**Exercise goal**
Your result should be the lines holding the word "JSON", copied from the entries below.

──────── Entries shown ────────

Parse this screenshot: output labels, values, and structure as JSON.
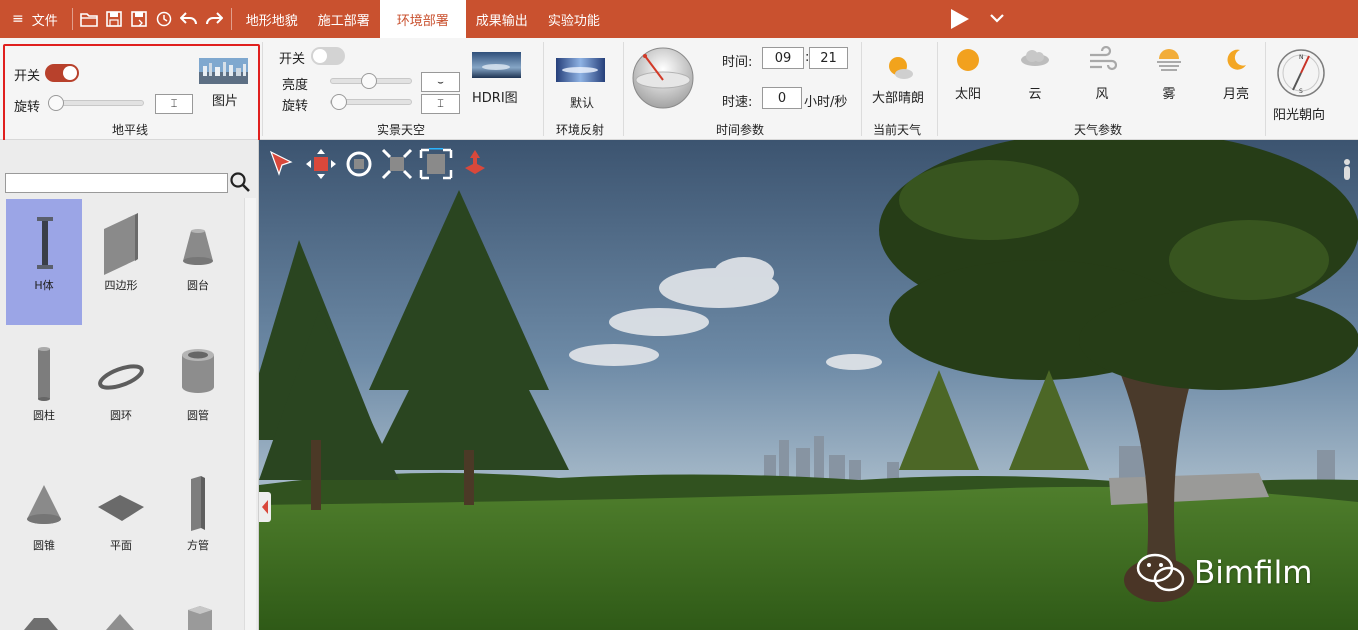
{
  "menubar": {
    "file_label": "文件",
    "tabs": [
      {
        "label": "地形地貌",
        "active": false
      },
      {
        "label": "施工部署",
        "active": false
      },
      {
        "label": "环境部署",
        "active": true
      },
      {
        "label": "成果输出",
        "active": false
      },
      {
        "label": "实验功能",
        "active": false
      }
    ]
  },
  "horizon": {
    "switch_label": "开关",
    "switch_on": true,
    "rotate_label": "旋转",
    "rotate_value": "",
    "image_label": "图片",
    "group_label": "地平线"
  },
  "realsky": {
    "switch_label": "开关",
    "switch_on": false,
    "brightness_label": "亮度",
    "brightness_value": "",
    "rotate_label": "旋转",
    "rotate_value": "",
    "hdri_label": "HDRI图",
    "group_label": "实景天空"
  },
  "envreflect": {
    "default_label": "默认",
    "group_label": "环境反射"
  },
  "timeparams": {
    "time_label": "时间:",
    "hour": "09",
    "colon": ":",
    "minute": "21",
    "speed_label": "时速:",
    "speed_value": "0",
    "speed_unit": "小时/秒",
    "group_label": "时间参数"
  },
  "current_weather": {
    "label": "大部晴朗",
    "group_label": "当前天气"
  },
  "weather": {
    "items": [
      {
        "label": "太阳",
        "icon": "sun-icon"
      },
      {
        "label": "云",
        "icon": "cloud-icon"
      },
      {
        "label": "风",
        "icon": "wind-icon"
      },
      {
        "label": "雾",
        "icon": "fog-icon"
      },
      {
        "label": "月亮",
        "icon": "moon-icon"
      }
    ],
    "group_label": "天气参数"
  },
  "sun_direction": {
    "label": "阳光朝向"
  },
  "library": {
    "search_placeholder": "",
    "items": [
      {
        "label": "H体",
        "selected": true
      },
      {
        "label": "四边形",
        "selected": false
      },
      {
        "label": "圆台",
        "selected": false
      },
      {
        "label": "圆柱",
        "selected": false
      },
      {
        "label": "圆环",
        "selected": false
      },
      {
        "label": "圆管",
        "selected": false
      },
      {
        "label": "圆锥",
        "selected": false
      },
      {
        "label": "平面",
        "selected": false
      },
      {
        "label": "方管",
        "selected": false
      }
    ]
  },
  "viewport": {
    "watermark": "Bimfilm"
  },
  "colors": {
    "accent": "#c9512f",
    "highlight": "#e0201e",
    "selected": "#9ba5e6"
  }
}
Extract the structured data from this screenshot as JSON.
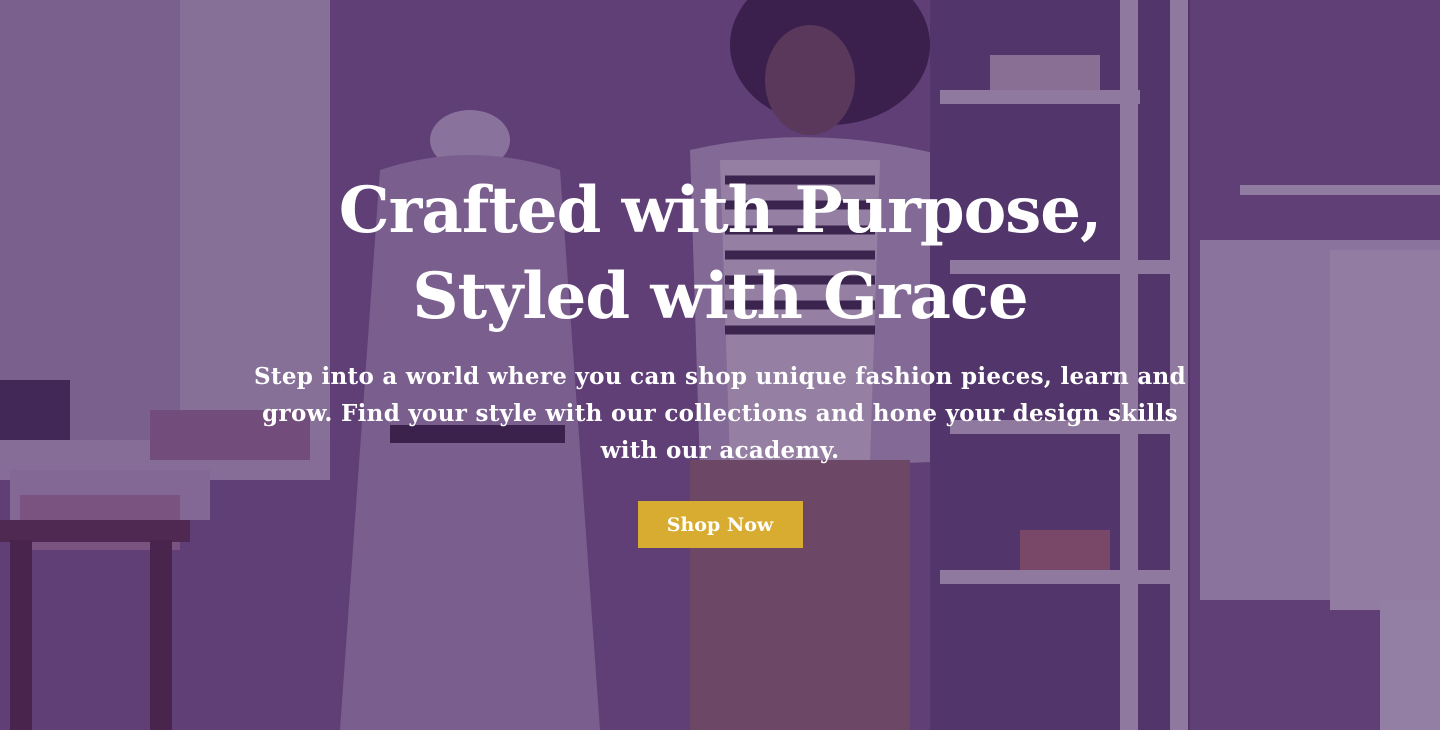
{
  "hero": {
    "headline": "Crafted with Purpose, Styled with Grace",
    "subtext": "Step into a world where you can shop unique fashion pieces, learn and grow. Find your style with our collections and hone your design skills with our academy.",
    "cta_label": "Shop Now",
    "background_image": "fashion-studio-photo",
    "overlay_color": "#4a2663",
    "cta_color": "#d8ac30"
  }
}
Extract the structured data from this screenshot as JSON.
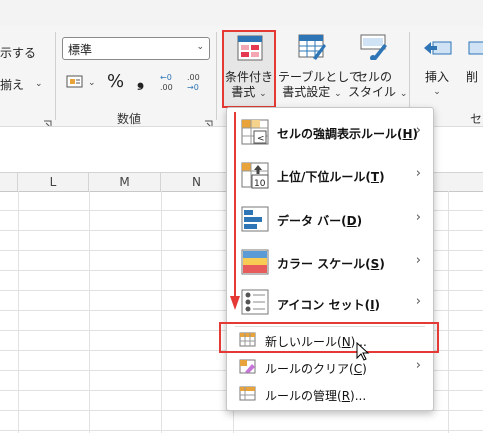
{
  "ribbon": {
    "partial_left_item_1": "示する",
    "partial_left_item_2": "揃え",
    "number_format_value": "標準",
    "number_group_label": "数値",
    "percent_symbol": "%",
    "comma_symbol": "❟",
    "conditional_format": {
      "line1": "条件付き",
      "line2": "書式"
    },
    "table_format": {
      "line1": "テーブルとして",
      "line2": "書式設定"
    },
    "cell_style": {
      "line1": "セルの",
      "line2": "スタイル"
    },
    "insert": {
      "line1": "挿入"
    },
    "delete": {
      "line1": "削"
    },
    "partial_group_label_right": "セ"
  },
  "columns": [
    "L",
    "M",
    "N"
  ],
  "menu": {
    "items": [
      {
        "label": "セルの強調表示ルール(",
        "key": "H",
        "tail": ")",
        "has_submenu": true
      },
      {
        "label": "上位/下位ルール(",
        "key": "T",
        "tail": ")",
        "has_submenu": true
      },
      {
        "label": "データ バー(",
        "key": "D",
        "tail": ")",
        "has_submenu": true
      },
      {
        "label": "カラー スケール(",
        "key": "S",
        "tail": ")",
        "has_submenu": true
      },
      {
        "label": "アイコン セット(",
        "key": "I",
        "tail": ")",
        "has_submenu": true
      }
    ],
    "small_items": [
      {
        "label": "新しいルール(",
        "key": "N",
        "tail": ")...",
        "has_submenu": false
      },
      {
        "label": "ルールのクリア(",
        "key": "C",
        "tail": ")",
        "has_submenu": true
      },
      {
        "label": "ルールの管理(",
        "key": "R",
        "tail": ")...",
        "has_submenu": false
      }
    ],
    "submenu_arrow": "›",
    "icon_top10_text": "10"
  },
  "colors": {
    "highlight_red": "#e53935",
    "ribbon_bg": "#f5f5f5",
    "accent_blue": "#2e75b6"
  }
}
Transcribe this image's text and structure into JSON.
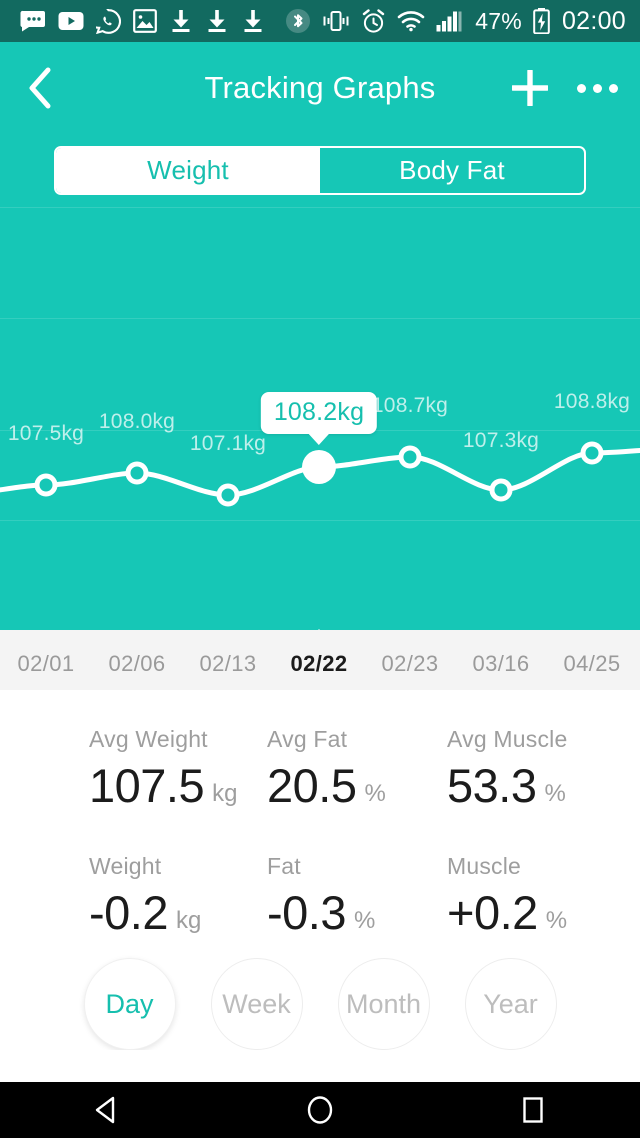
{
  "statusbar": {
    "icons_left": [
      "sms-icon",
      "youtube-icon",
      "whatsapp-icon",
      "gallery-icon",
      "download-icon",
      "download-icon",
      "download-icon"
    ],
    "icons_right": [
      "bluetooth-icon",
      "vibrate-icon",
      "alarm-icon",
      "wifi-icon",
      "signal-icon"
    ],
    "battery_percent": "47%",
    "battery_icon": "battery-charging-icon",
    "clock": "02:00",
    "background": "#126a60"
  },
  "appbar": {
    "title": "Tracking Graphs",
    "back_icon": "back-chevron-icon",
    "add_icon": "plus-icon",
    "more_icon": "overflow-menu-icon",
    "background": "#16c7b6"
  },
  "tabs": {
    "items": [
      {
        "label": "Weight",
        "active": true
      },
      {
        "label": "Body Fat",
        "active": false
      }
    ],
    "active_color": "#16bfae"
  },
  "chart_data": {
    "type": "line",
    "title": "Weight",
    "xlabel": "",
    "ylabel": "kg",
    "unit": "kg",
    "grid": true,
    "legend": "none",
    "categories": [
      "02/01",
      "02/06",
      "02/13",
      "02/22",
      "02/23",
      "03/16",
      "04/25"
    ],
    "values": [
      107.5,
      108.0,
      107.1,
      108.2,
      108.7,
      107.3,
      108.8
    ],
    "point_labels": [
      "107.5kg",
      "108.0kg",
      "107.1kg",
      "108.2kg",
      "108.7kg",
      "107.3kg",
      "108.8kg"
    ],
    "selected_index": 3,
    "selected_label": "108.2kg",
    "line_color": "#ffffff",
    "plot_background": "#16c7b6",
    "ylim": [
      106.9,
      109.0
    ]
  },
  "dateaxis": {
    "items": [
      {
        "label": "02/01",
        "active": false
      },
      {
        "label": "02/06",
        "active": false
      },
      {
        "label": "02/13",
        "active": false
      },
      {
        "label": "02/22",
        "active": true
      },
      {
        "label": "02/23",
        "active": false
      },
      {
        "label": "03/16",
        "active": false
      },
      {
        "label": "04/25",
        "active": false
      }
    ],
    "background": "#f4f4f4"
  },
  "stats": {
    "row1": [
      {
        "label": "Avg Weight",
        "value": "107.5",
        "unit": "kg"
      },
      {
        "label": "Avg Fat",
        "value": "20.5",
        "unit": "%"
      },
      {
        "label": "Avg Muscle",
        "value": "53.3",
        "unit": "%"
      }
    ],
    "row2": [
      {
        "label": "Weight",
        "value": "-0.2",
        "unit": "kg"
      },
      {
        "label": "Fat",
        "value": "-0.3",
        "unit": "%"
      },
      {
        "label": "Muscle",
        "value": "+0.2",
        "unit": "%"
      }
    ]
  },
  "periods": {
    "items": [
      {
        "label": "Day",
        "active": true
      },
      {
        "label": "Week",
        "active": false
      },
      {
        "label": "Month",
        "active": false
      },
      {
        "label": "Year",
        "active": false
      }
    ],
    "active_color": "#16bfae"
  },
  "navbar": {
    "items": [
      "back-triangle-icon",
      "home-circle-icon",
      "recents-square-icon"
    ],
    "background": "#000000"
  }
}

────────

**Response to this exercise**
Parse this screenshot: output labels, values, and structure as JSON.
Extract the structured data from this screenshot as JSON.
Extract the structured data from this screenshot as JSON.
Transcribe this image's text and structure into JSON.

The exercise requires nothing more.